The nature of the knapsack points in the same direction. While the bag had a latch, it was not constructed like a footlocker, briefcase, or suitcase which securely conceals articles from view unless unlatched. Unless the strap was tight and the sides of the flap were pulled down, contents of the knapsack became visible by simply pushing the flap aside, as on this occasion.
We believe that the facts here do not reveal a reasonable expectation of privacy such that, after Hildreth properly seized the bag, he acted unreasonably in looking into it at the scene. To hold otherwise would require us to tell the officer that although he knew the bag contained what appeared to be marijuana in its pouch, he could not look in the main compartment of the bag by pushing aside the flap.
We must also consider the events at the station.

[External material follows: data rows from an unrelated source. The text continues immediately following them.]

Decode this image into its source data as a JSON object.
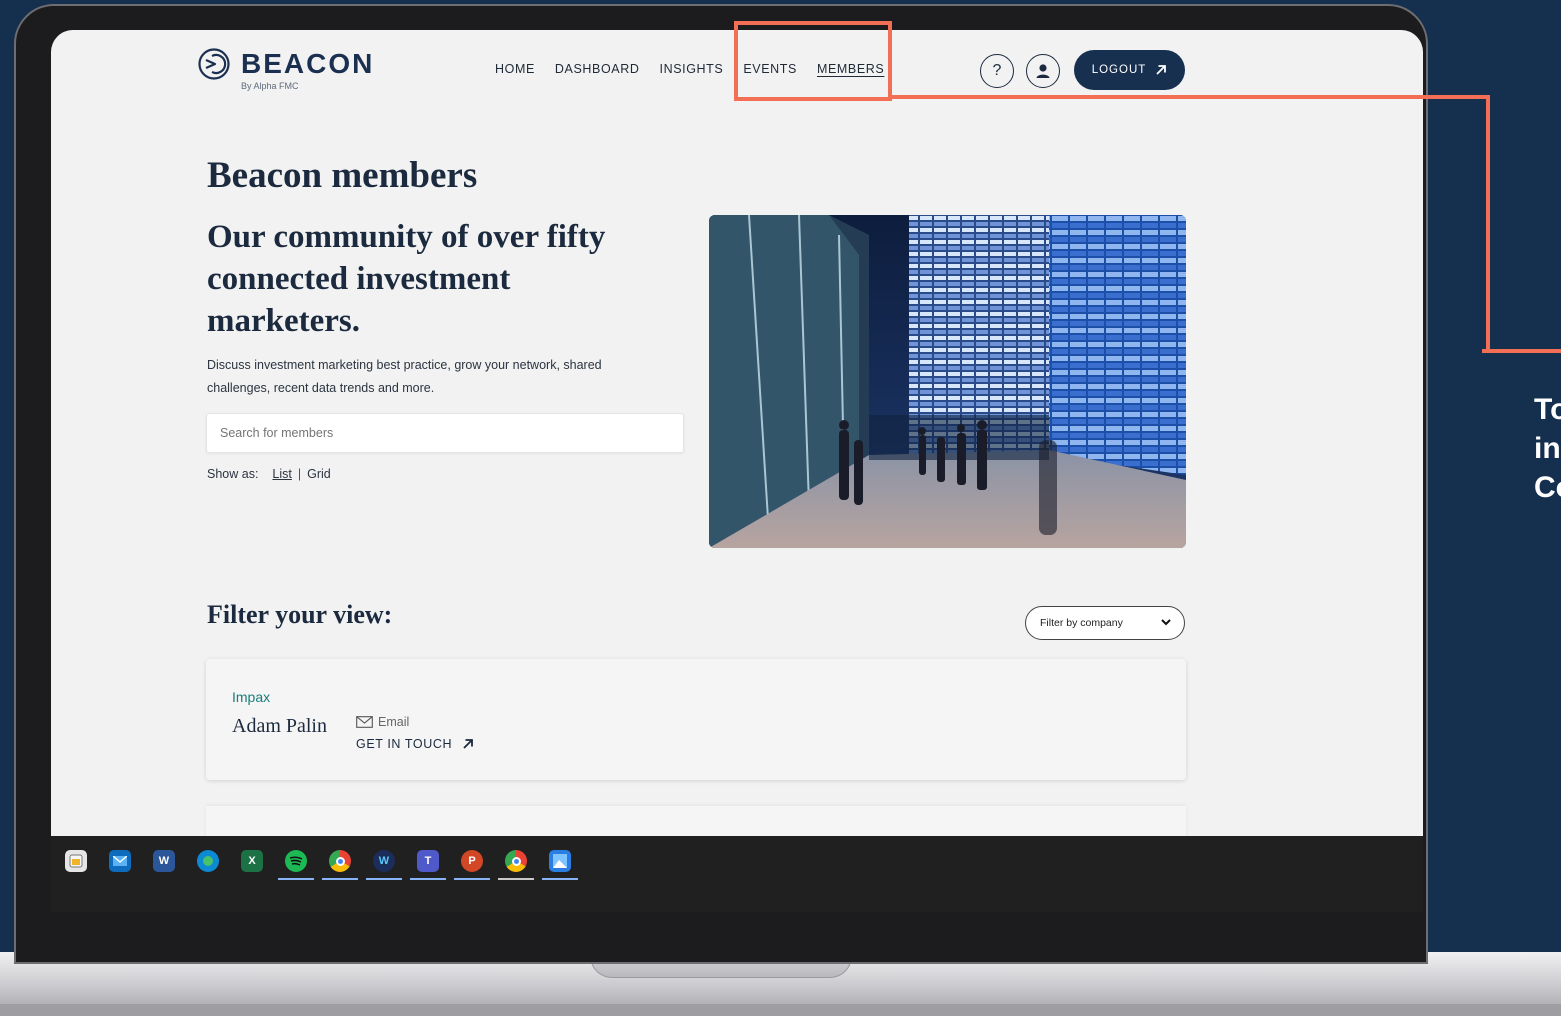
{
  "header": {
    "brand": "BEACON",
    "brand_sub": "By Alpha FMC",
    "nav": [
      {
        "label": "HOME",
        "active": false
      },
      {
        "label": "DASHBOARD",
        "active": false
      },
      {
        "label": "INSIGHTS",
        "active": false
      },
      {
        "label": "EVENTS",
        "active": false
      },
      {
        "label": "MEMBERS",
        "active": true
      }
    ],
    "help_symbol": "?",
    "logout_label": "LOGOUT"
  },
  "hero": {
    "title": "Beacon members",
    "tagline": "Our community of over fifty connected investment marketers.",
    "description": "Discuss investment marketing best practice, grow your network, shared challenges, recent data trends and more.",
    "search_placeholder": "Search for members",
    "show_as_label": "Show as:",
    "view_list": "List",
    "view_grid": "Grid"
  },
  "filter": {
    "title": "Filter your view:",
    "select_value": "Filter by company"
  },
  "members": [
    {
      "company": "Impax",
      "name": "Adam Palin",
      "email_label": "Email",
      "cta_label": "GET IN TOUCH"
    }
  ],
  "taskbar": {
    "apps": [
      "start-icon",
      "mail-icon",
      "word-icon",
      "edge-icon",
      "excel-icon",
      "spotify-icon",
      "chrome-icon",
      "webex-icon",
      "teams-icon",
      "powerpoint-icon",
      "chrome-profile-icon",
      "photos-icon"
    ]
  },
  "callout": {
    "lines": [
      "To",
      "in",
      "Co"
    ]
  },
  "colors": {
    "navy": "#17304f",
    "accent": "#f26e55",
    "teal": "#197c7c",
    "background": "#15304f"
  }
}
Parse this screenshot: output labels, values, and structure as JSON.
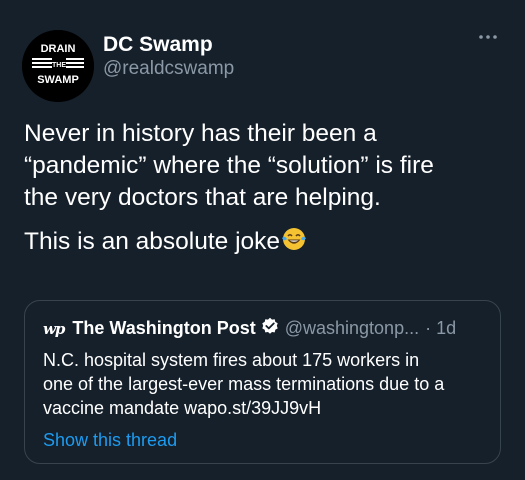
{
  "author": {
    "name": "DC Swamp",
    "handle": "@realdcswamp",
    "avatar": {
      "line1": "DRAIN",
      "line2": "THE",
      "line3": "SWAMP"
    }
  },
  "more_icon": "more-horizontal-icon",
  "tweet": {
    "lines": [
      "Never in history has their been a",
      "“pandemic” where the “solution” is fire",
      "the very doctors that are helping."
    ],
    "second_paragraph": "This is an absolute joke",
    "emoji": "laughing-tears-emoji"
  },
  "quoted_tweet": {
    "logo": "wp",
    "source_name": "The Washington Post",
    "verified_icon": "verified-badge-icon",
    "handle": "@washingtonp...",
    "time": "· 1d",
    "lines": [
      "N.C. hospital system fires about 175 workers in",
      "one of the largest-ever mass terminations due to a",
      "vaccine mandate wapo.st/39JJ9vH"
    ],
    "show_thread_label": "Show this thread"
  },
  "colors": {
    "background": "#15202b",
    "secondary_text": "#8b98a5",
    "link": "#1d9bf0",
    "border": "#38444d"
  }
}
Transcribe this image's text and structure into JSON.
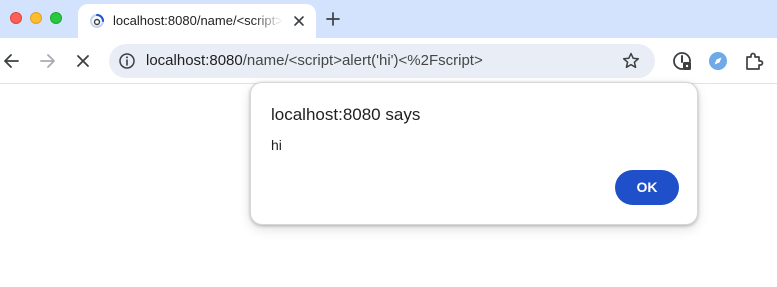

After Hildreth saw the bag of marijuana protruding from the exterior pouch and also saw bags of marijuana in the main part of the bag, we think the fourth amendment did not require him to obtain a warrant before unlatching the bag and removing the contents. Events flowed in natural sequence. True, Hildreth then saw other items, but he had already seen what appeared to be marijuana on the outside and also on the inside. To require a warrant at this point would exalt form over substance and require us to tell the officer that although he had looked inside the main compartment of the bag he could not open it up and empty it out. In sum, under the particular circumstances of this case the officer's conduct at the scene and at the station house does not appear to constitute an unreasonable search and seizure.
In so holding we fully appreciate the constrictions of Sanders and Chadwick in the search and seizure of containers and the necessity of applying those decisions with full vigor whether a car is or is not involved. We do not believe, however, that those cases hold a warrantless search and seizure of a container is never permissible under any state of facts. This state of facts appears to us to render the search and seizure reasonable.
The trial court decided the Fourth Amendment issue correctly.